(Data shown begins)

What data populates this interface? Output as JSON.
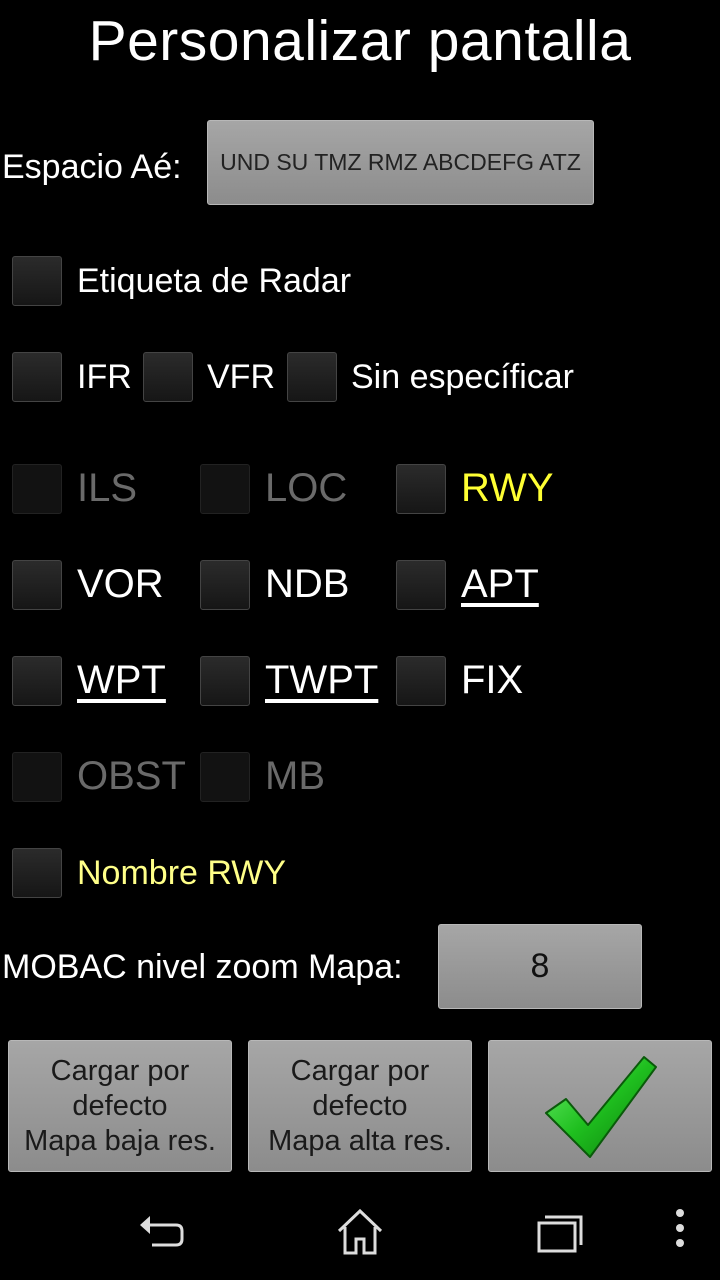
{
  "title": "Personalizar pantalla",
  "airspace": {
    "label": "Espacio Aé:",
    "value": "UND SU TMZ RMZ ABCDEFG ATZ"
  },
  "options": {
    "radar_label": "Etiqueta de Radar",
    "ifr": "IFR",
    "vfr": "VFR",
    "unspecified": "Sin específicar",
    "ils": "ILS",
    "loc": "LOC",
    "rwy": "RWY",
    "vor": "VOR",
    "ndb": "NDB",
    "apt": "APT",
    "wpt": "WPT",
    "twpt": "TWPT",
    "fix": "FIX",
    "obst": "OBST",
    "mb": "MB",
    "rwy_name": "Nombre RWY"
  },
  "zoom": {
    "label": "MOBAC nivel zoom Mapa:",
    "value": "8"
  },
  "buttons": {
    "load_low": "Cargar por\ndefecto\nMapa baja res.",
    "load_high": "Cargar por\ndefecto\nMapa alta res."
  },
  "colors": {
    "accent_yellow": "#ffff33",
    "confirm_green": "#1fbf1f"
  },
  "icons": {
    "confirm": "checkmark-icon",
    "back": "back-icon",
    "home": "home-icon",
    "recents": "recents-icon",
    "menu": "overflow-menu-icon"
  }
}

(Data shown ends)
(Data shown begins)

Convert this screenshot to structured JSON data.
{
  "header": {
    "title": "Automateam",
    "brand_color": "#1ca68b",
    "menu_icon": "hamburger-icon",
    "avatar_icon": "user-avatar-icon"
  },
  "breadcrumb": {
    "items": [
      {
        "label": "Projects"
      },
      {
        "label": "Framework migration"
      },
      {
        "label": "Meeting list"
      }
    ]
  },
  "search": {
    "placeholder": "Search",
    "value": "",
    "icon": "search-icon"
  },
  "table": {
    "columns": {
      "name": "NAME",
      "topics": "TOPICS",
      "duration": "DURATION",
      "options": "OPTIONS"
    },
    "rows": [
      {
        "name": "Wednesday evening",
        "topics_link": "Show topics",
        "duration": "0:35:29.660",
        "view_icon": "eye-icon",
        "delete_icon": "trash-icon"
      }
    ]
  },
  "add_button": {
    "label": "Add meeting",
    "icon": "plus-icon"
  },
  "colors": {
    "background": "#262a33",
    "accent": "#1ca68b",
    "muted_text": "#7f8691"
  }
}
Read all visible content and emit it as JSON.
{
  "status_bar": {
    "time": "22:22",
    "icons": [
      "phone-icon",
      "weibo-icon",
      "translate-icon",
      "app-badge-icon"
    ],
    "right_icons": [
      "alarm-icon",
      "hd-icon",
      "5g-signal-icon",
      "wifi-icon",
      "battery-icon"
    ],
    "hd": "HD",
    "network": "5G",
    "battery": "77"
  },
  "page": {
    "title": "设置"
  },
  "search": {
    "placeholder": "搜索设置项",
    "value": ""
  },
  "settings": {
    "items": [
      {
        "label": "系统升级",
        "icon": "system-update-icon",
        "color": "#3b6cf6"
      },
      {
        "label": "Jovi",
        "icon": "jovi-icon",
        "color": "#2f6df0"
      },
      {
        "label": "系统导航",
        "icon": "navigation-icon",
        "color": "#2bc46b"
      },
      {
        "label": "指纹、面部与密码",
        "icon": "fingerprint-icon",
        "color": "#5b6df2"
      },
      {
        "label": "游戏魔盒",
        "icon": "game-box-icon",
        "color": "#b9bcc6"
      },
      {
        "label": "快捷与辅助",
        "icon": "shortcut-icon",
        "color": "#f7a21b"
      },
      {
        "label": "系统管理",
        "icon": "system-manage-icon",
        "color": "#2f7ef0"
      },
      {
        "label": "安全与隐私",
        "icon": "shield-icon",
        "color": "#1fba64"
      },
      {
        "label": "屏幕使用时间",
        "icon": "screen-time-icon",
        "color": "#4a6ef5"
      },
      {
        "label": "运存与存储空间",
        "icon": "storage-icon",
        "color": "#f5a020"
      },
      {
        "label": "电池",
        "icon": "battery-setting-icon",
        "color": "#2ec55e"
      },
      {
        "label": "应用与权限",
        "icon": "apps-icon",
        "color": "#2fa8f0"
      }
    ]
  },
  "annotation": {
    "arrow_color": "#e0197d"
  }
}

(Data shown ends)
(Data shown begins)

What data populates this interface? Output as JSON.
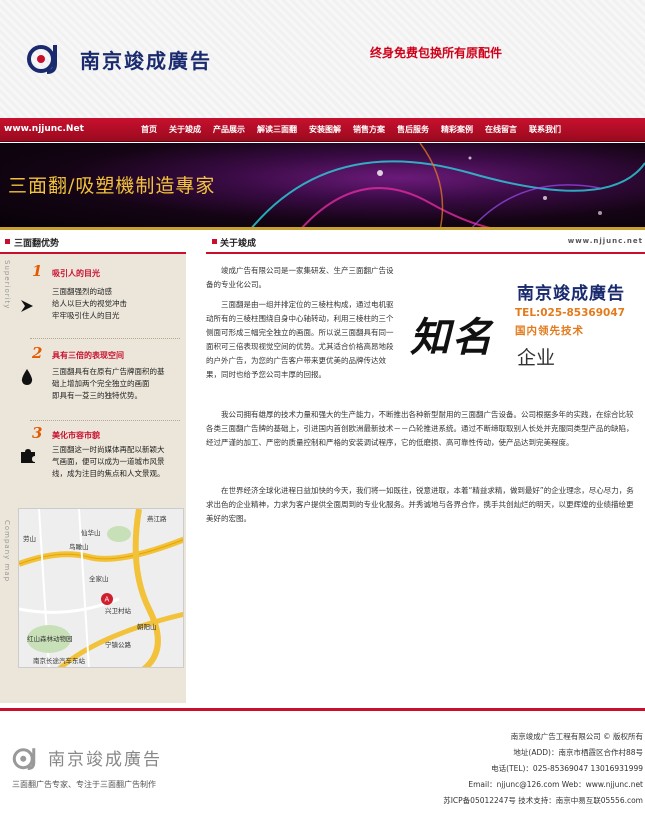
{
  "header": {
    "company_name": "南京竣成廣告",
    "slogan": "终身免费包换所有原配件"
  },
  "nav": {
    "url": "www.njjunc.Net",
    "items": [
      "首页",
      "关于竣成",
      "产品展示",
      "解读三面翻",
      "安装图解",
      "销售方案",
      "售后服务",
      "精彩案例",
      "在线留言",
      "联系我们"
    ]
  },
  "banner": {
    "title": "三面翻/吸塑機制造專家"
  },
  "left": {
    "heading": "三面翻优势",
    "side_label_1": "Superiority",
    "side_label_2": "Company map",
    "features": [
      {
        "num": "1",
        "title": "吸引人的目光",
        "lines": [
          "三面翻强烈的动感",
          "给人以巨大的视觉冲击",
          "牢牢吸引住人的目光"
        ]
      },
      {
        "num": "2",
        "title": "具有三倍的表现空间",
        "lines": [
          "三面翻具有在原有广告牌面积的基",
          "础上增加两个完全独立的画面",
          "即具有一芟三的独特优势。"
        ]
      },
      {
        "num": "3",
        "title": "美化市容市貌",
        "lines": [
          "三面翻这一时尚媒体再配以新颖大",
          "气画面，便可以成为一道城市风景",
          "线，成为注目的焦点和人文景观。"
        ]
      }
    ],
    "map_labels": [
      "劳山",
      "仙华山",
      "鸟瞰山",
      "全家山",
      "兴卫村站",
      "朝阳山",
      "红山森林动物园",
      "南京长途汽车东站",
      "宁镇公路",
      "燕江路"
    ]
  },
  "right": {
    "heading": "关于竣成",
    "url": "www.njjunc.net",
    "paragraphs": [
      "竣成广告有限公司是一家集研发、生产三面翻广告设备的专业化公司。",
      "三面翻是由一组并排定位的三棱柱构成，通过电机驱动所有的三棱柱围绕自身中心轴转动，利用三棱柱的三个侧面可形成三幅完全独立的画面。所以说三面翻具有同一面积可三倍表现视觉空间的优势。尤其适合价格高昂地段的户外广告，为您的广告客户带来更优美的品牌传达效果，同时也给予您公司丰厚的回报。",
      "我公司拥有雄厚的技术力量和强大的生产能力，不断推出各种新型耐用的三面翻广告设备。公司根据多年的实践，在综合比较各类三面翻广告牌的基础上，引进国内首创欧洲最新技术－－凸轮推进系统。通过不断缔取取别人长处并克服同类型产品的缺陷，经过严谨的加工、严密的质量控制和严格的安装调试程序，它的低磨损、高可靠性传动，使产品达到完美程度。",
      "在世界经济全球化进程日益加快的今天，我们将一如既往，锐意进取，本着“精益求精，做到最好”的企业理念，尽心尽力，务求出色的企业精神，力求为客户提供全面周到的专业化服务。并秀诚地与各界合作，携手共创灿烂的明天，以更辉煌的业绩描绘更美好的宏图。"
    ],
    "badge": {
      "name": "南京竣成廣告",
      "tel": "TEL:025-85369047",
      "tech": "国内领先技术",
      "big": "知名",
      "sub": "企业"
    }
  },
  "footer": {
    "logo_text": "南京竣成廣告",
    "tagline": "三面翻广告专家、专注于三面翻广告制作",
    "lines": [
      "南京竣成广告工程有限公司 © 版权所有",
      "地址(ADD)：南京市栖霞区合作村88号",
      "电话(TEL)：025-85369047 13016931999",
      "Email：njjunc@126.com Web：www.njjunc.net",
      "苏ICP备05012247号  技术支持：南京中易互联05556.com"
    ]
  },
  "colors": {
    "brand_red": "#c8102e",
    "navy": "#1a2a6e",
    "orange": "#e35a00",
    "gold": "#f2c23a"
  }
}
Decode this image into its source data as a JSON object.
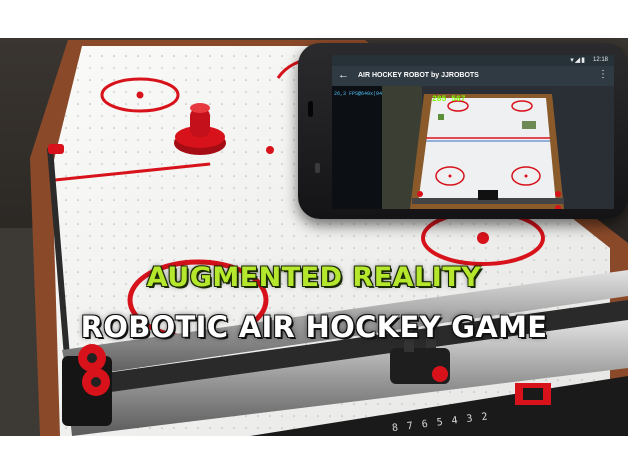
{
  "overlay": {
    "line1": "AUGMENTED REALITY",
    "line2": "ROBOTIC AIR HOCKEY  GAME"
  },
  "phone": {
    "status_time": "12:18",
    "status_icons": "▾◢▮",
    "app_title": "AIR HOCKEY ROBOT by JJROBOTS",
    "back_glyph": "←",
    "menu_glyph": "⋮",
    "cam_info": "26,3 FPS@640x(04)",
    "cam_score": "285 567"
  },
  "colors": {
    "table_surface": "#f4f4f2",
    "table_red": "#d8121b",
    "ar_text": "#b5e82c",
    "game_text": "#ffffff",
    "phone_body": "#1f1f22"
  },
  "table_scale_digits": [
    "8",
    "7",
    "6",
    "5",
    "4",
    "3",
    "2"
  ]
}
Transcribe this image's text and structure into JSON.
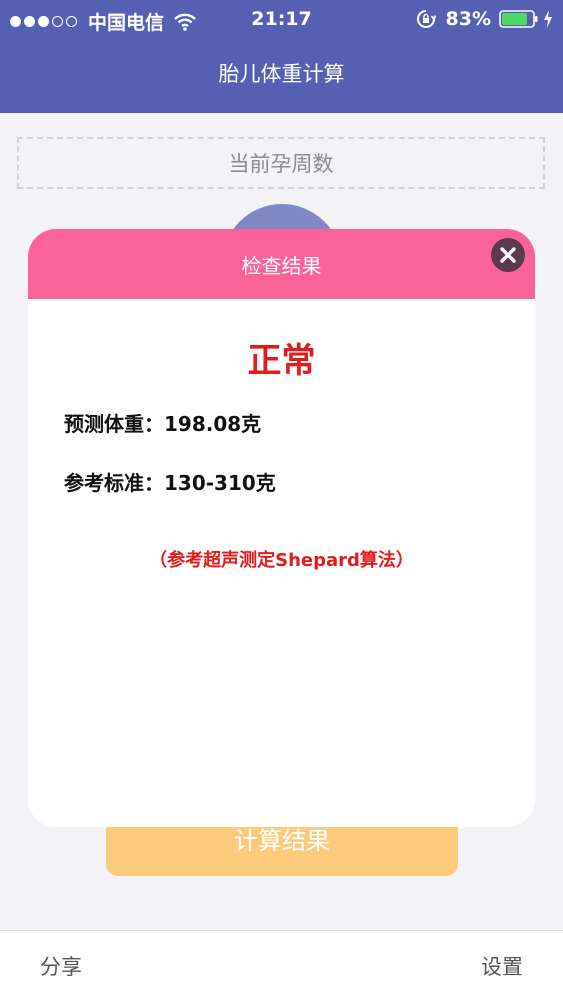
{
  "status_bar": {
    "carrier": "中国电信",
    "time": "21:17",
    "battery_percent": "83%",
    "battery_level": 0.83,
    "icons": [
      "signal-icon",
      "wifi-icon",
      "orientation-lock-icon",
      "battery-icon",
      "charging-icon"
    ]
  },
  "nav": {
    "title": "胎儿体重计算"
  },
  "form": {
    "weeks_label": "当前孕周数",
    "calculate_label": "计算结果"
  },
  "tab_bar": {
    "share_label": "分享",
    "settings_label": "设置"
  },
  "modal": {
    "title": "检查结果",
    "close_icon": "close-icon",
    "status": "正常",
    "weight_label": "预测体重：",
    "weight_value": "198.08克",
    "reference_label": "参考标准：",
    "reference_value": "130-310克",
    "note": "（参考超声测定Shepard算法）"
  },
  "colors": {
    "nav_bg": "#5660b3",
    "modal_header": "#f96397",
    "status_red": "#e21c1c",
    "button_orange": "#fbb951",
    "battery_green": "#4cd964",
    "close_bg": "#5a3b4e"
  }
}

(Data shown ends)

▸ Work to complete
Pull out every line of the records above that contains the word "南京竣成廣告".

▸ The completed task
    "company_name": "南京竣成廣告",
      "name": "南京竣成廣告",
    "logo_text": "南京竣成廣告",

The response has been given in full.